↓

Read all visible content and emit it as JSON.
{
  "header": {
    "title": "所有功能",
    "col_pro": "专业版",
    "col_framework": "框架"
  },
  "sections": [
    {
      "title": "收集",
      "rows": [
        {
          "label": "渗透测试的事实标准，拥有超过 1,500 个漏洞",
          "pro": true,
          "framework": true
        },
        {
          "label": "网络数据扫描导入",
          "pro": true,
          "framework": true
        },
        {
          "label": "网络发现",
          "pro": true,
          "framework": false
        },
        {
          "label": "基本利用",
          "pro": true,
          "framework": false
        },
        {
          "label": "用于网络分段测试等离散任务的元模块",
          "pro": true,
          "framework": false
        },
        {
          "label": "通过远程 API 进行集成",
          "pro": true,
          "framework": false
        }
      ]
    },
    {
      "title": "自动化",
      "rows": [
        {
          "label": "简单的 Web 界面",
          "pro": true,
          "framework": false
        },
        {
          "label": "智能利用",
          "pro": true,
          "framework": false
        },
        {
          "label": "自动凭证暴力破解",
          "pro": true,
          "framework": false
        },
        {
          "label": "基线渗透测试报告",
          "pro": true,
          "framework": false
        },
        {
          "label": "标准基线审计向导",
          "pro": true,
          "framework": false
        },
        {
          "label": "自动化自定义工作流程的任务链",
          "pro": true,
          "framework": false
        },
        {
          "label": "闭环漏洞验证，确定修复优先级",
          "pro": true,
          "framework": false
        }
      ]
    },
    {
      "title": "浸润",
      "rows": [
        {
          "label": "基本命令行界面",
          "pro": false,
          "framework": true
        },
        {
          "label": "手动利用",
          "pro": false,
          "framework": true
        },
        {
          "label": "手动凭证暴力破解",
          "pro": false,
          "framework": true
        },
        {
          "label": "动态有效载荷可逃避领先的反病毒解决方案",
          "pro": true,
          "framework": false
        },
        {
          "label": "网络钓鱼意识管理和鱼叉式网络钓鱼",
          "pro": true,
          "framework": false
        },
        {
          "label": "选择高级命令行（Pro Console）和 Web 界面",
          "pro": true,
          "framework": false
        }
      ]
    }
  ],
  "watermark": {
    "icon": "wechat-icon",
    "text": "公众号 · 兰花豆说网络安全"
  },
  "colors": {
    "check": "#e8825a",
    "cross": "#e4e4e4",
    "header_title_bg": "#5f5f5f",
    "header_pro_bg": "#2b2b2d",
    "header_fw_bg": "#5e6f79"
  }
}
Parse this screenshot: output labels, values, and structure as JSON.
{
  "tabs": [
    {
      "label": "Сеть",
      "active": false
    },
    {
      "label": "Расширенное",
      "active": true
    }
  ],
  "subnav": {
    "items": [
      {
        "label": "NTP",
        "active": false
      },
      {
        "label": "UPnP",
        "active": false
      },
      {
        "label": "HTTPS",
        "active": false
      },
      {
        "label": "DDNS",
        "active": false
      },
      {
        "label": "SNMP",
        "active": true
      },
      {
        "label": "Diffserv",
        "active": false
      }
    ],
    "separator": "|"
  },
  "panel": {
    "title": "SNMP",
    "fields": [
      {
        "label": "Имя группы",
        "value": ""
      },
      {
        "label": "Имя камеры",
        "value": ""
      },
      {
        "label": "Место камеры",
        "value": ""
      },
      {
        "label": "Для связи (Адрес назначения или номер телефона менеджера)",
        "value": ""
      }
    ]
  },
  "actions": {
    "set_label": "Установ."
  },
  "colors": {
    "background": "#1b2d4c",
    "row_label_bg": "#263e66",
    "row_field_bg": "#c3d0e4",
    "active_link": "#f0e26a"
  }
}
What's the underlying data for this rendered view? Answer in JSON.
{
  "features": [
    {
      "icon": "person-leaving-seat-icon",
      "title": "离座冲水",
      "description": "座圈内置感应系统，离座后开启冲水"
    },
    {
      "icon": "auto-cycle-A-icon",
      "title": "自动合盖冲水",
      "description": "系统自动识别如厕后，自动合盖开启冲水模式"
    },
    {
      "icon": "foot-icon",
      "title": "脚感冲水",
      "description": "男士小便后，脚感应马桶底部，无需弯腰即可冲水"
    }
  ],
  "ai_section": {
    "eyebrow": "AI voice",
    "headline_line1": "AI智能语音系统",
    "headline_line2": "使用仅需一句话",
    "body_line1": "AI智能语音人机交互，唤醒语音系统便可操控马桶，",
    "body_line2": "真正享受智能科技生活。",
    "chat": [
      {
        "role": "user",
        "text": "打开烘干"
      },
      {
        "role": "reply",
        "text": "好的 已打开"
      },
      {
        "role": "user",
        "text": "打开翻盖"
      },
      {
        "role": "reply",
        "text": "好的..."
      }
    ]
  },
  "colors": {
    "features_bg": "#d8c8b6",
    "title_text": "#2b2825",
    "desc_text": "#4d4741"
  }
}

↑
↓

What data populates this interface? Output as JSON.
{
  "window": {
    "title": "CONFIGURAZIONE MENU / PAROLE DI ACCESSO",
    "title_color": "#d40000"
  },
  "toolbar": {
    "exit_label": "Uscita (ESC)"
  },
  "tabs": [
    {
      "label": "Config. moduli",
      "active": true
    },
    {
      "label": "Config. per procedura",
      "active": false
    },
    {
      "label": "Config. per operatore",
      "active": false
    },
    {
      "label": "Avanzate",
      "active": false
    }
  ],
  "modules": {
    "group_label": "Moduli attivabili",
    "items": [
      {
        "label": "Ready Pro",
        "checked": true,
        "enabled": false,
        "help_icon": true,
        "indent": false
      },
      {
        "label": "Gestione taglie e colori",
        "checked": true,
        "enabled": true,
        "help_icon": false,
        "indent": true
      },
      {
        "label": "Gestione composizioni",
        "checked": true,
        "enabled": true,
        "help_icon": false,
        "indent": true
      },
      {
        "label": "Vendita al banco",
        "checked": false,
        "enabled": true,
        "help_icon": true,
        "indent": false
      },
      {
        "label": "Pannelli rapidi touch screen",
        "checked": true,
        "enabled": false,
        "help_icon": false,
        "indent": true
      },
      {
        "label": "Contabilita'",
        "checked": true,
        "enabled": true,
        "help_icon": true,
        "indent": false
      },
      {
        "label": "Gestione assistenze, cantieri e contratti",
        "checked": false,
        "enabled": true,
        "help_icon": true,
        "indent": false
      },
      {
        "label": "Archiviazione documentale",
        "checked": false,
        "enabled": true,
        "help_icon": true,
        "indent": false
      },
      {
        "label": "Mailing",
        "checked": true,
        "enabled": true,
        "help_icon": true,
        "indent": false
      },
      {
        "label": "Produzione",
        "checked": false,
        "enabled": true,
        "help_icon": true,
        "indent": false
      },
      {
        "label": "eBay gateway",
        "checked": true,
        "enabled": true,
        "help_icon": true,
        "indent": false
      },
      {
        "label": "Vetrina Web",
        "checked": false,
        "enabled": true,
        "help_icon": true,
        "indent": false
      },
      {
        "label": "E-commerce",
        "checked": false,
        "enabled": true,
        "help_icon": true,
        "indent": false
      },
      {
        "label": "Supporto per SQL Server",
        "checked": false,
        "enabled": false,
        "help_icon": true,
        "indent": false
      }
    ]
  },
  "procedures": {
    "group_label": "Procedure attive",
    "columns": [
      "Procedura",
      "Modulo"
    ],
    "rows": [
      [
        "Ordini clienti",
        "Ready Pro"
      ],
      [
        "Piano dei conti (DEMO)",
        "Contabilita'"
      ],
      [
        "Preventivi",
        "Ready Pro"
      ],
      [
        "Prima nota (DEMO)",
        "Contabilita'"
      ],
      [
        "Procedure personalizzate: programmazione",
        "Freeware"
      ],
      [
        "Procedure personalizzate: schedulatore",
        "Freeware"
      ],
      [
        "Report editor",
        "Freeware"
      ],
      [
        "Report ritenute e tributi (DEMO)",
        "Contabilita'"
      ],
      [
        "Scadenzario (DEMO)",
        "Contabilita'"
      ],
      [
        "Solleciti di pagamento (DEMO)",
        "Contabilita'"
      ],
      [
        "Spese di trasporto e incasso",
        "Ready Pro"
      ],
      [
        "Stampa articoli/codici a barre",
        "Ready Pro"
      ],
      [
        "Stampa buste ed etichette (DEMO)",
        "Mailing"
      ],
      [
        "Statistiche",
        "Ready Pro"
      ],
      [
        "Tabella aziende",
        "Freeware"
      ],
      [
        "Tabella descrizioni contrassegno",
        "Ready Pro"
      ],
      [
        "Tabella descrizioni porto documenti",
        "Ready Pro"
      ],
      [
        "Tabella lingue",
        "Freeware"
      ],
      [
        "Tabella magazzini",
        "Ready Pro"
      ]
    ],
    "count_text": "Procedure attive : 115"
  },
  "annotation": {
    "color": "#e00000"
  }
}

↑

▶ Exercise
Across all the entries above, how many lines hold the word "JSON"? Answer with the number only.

▶ Result of the task
4